"I think it's very fair to say that the St. Joe program dissolving probably saved our program," Disbrow said. "In previous years, when I got down to nine skaters, we started with 12 or 13. You go in starting with nine, you could be in a lot of trouble."
Wahconah's roster lists 22 players, with 10 from McCann Tech, seven from Wahconah, three from Greylock and one each from Drury and Hoosac.
Drury had three players on last year's roster, according to Molly Meczywor, the school's athletic director. She's happy Drury students have the opportunity to play in the co-op program - Drury dropped its own hockey program after the 2009-10 season - but adds she is unsure what the future will bring when it comes to interested players.
"I know a lot of kids who are interested in hockey don't play in the high school league," Meczywor said. "A lot of them will play [outside the area]."

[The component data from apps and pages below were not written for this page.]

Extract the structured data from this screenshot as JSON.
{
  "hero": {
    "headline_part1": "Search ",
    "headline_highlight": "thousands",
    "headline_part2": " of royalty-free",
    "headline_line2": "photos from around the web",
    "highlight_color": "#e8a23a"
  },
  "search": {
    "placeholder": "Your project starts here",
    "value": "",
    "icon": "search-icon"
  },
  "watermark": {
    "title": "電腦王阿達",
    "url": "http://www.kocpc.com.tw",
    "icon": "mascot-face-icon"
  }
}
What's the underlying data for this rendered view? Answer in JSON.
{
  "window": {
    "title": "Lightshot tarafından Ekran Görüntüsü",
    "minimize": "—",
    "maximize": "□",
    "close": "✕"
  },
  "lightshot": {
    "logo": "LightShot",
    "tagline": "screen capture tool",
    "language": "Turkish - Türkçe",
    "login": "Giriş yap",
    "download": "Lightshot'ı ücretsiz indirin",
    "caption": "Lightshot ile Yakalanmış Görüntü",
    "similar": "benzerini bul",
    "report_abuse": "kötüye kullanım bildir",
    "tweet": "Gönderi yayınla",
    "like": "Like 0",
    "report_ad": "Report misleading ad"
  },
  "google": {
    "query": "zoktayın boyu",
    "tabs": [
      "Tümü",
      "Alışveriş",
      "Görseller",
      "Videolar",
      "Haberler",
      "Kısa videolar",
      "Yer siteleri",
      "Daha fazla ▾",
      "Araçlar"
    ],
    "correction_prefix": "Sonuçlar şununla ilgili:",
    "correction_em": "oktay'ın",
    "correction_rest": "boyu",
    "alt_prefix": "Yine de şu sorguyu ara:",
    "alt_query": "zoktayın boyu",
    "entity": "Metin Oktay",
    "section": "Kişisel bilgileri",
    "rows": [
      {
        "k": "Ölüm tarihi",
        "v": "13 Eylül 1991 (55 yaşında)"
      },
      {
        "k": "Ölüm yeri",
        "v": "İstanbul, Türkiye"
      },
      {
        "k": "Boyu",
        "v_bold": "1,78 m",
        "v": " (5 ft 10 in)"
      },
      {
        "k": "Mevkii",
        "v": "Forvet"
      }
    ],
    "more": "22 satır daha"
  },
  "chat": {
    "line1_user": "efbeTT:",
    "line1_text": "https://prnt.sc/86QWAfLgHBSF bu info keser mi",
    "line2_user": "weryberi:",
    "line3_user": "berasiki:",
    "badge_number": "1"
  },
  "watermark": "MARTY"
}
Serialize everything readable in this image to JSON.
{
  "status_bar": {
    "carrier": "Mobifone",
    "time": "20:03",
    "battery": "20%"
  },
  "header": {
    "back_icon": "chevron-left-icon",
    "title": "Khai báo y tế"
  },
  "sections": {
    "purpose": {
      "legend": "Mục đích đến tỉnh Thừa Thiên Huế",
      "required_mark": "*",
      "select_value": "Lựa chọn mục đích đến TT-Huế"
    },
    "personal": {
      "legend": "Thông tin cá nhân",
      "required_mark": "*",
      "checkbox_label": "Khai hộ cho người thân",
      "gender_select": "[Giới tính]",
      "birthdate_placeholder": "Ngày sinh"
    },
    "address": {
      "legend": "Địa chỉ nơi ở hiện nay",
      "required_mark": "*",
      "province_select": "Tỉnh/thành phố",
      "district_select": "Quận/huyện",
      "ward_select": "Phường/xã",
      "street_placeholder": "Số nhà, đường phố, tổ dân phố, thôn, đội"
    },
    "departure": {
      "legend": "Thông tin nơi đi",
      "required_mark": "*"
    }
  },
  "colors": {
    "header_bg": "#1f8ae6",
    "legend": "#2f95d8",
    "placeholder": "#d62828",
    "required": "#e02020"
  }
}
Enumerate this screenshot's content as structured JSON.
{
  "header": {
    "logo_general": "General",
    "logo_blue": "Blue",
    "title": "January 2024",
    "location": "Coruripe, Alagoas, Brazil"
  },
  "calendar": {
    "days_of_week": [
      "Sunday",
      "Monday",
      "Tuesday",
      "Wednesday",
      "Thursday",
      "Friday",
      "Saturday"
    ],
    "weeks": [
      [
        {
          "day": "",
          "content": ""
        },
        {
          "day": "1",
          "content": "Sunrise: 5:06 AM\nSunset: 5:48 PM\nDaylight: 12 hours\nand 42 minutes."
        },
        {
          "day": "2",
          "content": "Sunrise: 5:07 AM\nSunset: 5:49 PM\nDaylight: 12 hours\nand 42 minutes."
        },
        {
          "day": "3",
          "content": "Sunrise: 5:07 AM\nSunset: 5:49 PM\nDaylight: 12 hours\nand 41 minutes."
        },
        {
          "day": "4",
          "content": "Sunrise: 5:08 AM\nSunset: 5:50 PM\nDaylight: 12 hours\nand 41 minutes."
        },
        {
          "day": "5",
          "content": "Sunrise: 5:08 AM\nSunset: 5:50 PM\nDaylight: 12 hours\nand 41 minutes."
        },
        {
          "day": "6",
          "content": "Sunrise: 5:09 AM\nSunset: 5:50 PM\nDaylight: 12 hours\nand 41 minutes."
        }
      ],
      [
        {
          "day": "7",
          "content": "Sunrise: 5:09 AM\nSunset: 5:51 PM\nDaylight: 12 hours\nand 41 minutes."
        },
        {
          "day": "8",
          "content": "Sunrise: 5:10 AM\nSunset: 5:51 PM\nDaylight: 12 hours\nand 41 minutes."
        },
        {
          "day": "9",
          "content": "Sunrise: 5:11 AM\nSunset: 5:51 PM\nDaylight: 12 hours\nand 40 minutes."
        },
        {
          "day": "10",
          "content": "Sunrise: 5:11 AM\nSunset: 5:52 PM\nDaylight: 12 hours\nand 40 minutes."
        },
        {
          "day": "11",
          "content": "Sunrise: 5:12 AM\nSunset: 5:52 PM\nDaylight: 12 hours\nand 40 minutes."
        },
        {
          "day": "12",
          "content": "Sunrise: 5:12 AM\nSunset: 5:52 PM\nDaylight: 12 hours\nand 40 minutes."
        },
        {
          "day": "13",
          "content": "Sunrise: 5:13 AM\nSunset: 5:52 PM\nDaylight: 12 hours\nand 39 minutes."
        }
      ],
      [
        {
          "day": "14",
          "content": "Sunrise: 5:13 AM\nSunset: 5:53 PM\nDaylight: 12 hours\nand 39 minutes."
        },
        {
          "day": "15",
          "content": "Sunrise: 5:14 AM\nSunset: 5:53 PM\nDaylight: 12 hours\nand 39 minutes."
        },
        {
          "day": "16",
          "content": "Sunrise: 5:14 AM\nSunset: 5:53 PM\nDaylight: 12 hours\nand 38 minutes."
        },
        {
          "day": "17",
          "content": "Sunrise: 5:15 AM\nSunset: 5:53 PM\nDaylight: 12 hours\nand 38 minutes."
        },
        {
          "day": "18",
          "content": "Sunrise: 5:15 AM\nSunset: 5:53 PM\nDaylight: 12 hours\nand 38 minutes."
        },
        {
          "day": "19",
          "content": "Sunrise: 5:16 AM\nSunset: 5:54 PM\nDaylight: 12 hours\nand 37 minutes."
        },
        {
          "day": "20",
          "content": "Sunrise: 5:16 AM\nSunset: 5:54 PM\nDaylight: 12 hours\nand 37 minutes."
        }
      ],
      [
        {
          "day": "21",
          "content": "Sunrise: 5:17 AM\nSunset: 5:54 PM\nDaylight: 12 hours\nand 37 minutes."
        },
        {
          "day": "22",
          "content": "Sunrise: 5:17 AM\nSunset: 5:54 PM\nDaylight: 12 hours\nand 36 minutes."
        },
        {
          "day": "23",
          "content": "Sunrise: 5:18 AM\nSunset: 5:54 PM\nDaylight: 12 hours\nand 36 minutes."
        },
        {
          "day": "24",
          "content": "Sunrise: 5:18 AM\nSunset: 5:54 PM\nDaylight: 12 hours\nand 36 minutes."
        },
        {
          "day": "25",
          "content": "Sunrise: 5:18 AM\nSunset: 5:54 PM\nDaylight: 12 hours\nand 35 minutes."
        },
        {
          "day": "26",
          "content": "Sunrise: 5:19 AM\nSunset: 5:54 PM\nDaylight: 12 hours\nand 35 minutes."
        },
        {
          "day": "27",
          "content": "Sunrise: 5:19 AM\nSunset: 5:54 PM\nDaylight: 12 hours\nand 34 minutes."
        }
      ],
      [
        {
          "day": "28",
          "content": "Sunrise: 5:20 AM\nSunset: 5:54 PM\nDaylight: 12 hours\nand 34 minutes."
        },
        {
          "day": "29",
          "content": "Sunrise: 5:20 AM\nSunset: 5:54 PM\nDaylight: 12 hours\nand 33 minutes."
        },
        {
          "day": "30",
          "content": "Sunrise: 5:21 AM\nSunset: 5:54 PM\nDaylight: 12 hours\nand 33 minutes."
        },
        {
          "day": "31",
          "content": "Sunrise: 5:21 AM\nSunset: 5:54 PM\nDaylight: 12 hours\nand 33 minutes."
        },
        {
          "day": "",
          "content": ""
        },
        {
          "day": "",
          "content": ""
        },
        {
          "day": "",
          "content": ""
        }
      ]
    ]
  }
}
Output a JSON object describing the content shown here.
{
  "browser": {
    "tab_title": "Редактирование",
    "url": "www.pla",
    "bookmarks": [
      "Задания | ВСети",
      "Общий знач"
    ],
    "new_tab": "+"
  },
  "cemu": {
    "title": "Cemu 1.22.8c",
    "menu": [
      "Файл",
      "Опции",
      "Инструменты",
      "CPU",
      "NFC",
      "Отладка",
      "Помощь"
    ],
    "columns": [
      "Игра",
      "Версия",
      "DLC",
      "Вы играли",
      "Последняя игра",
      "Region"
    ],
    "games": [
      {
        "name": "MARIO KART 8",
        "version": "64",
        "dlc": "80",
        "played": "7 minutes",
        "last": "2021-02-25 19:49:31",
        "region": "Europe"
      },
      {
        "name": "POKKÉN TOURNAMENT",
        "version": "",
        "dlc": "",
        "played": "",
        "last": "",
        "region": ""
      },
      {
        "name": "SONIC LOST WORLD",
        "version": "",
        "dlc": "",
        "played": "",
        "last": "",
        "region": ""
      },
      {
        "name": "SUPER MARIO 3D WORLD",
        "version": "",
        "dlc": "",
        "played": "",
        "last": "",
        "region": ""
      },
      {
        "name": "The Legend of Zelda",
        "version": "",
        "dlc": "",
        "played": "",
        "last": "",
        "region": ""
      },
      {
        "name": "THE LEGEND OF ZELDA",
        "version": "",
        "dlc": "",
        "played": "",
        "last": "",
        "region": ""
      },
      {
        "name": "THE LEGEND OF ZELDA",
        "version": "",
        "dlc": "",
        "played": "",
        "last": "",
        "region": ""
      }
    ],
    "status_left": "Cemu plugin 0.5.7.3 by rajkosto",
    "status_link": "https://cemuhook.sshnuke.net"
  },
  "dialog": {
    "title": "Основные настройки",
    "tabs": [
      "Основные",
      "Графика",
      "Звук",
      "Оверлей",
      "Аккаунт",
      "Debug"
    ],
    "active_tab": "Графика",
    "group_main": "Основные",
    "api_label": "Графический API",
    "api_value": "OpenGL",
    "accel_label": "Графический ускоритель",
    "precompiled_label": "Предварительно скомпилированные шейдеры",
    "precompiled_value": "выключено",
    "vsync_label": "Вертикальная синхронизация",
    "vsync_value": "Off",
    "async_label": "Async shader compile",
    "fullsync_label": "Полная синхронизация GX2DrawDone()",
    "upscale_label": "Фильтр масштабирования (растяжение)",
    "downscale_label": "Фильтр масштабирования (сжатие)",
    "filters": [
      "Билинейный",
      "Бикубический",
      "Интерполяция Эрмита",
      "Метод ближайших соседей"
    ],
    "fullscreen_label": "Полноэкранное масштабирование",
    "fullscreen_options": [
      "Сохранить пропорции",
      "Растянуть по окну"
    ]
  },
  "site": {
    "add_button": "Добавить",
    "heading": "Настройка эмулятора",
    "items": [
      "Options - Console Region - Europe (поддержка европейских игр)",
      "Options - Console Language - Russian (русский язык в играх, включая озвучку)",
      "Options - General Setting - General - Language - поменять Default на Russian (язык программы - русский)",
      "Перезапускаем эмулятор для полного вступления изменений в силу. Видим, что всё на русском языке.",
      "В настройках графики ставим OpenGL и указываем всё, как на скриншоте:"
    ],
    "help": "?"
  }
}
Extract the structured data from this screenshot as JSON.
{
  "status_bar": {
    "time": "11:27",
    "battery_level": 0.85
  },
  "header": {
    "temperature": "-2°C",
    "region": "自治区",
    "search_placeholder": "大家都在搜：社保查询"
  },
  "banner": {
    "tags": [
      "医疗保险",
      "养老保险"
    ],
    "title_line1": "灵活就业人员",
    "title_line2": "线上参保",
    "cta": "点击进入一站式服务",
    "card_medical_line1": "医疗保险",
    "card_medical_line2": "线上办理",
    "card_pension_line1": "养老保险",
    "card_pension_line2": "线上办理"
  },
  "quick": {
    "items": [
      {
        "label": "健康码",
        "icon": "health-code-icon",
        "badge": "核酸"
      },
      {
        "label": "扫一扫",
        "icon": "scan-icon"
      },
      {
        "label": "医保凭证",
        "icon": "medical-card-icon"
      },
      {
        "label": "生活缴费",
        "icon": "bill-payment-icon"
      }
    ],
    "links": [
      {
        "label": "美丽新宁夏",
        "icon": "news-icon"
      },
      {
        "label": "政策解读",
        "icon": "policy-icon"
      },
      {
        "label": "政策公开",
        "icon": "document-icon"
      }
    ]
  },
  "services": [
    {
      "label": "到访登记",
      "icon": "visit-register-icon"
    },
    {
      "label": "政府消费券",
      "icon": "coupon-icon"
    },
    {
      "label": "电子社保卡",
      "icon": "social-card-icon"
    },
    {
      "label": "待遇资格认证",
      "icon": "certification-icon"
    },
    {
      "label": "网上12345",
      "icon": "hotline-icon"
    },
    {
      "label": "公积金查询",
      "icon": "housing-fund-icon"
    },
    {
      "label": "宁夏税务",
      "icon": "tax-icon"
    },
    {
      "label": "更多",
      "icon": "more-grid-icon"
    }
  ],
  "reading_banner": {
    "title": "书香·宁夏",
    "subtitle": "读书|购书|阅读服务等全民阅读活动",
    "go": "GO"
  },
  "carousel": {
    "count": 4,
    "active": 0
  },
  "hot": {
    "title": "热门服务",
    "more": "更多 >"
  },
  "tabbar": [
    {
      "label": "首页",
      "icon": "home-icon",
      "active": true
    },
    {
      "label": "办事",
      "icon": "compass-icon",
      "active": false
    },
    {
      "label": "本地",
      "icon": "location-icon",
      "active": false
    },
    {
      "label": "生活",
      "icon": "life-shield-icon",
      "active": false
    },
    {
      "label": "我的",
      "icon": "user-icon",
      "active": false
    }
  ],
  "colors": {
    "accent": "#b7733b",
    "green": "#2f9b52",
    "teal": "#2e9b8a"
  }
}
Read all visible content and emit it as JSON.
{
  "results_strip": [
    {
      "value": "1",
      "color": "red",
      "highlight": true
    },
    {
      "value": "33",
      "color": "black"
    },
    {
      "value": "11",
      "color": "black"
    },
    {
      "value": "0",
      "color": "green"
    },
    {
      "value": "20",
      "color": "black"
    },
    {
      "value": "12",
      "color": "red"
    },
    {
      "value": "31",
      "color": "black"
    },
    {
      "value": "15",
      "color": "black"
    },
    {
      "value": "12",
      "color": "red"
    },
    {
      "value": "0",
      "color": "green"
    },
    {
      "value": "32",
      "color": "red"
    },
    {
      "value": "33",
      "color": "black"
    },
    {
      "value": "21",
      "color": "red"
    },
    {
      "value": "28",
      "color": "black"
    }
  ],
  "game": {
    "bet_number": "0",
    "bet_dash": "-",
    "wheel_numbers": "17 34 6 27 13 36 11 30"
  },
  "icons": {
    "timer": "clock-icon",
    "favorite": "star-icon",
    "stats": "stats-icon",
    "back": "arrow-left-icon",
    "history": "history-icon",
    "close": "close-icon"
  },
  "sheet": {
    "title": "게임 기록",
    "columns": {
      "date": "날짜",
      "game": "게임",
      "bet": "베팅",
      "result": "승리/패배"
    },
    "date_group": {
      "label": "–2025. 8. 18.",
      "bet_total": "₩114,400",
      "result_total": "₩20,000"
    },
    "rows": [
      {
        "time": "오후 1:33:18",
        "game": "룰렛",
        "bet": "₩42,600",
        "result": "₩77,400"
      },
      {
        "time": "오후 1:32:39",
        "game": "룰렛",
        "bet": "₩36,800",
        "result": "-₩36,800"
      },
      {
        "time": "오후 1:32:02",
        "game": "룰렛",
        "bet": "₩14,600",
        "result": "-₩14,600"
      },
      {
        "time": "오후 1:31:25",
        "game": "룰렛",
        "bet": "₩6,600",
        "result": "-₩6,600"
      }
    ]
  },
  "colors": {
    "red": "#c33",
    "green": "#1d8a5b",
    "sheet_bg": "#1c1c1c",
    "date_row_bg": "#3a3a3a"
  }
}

Taconic's roster has 24 players, including three forwards from St. Joe. The Braves weren't necessarily hurting for numbers, but coach Stephen Terpak said the St. Joe players on the roster have been a welcome addition, and he added that the team has a better feel to it than any other in his two-plus seasons behind the bench.
"It's a combination of attitude, eagerness to learn, openness to learn and having the parents on board," Terpak said.
Terpak grew up in Berkshire County hockey, winning a Western Mass. championship in 1977 for Lenox and graduating as the school's all-time leading scorer. At that time, the Hennessy League - which officially became a league and not a division in 1977 - had nine teams. St. Joe had won a Division II state title in 1973, and Pittsfield would claim the state D-III title in 1990.
Today, the league doesn't officially exist. No Berkshire County team has even reached a Western Mass. final since Taconic made the 2009 Division III-A championship game.
"It was fantastic," Terpak said of the league. "Because of the economic climate we live in, those days are probably behind us, but it is what it is.
"It's a little sad for all of us to feel it, and [to] know the numbers are shrinking."
For now, though, numbers are good - Mount Everett began the season with 18 players on the ice under new coach Aidan Gilligan - and there's youth in each of the three programs left in the Berkshires.
"I think we've got four or five kids just out of bantams for defensemen," Disbrow said. "It bodes well for the future, but we're young back there."
Both Taconic and Wahconah, in fact, have plans to put quasi-junior varsity teams on the ice when possible.
"Our JV team isn't going to be a competitive high school-type team," Terpak said, "but it keeps kids involved and participating in hockey, and that's our goal."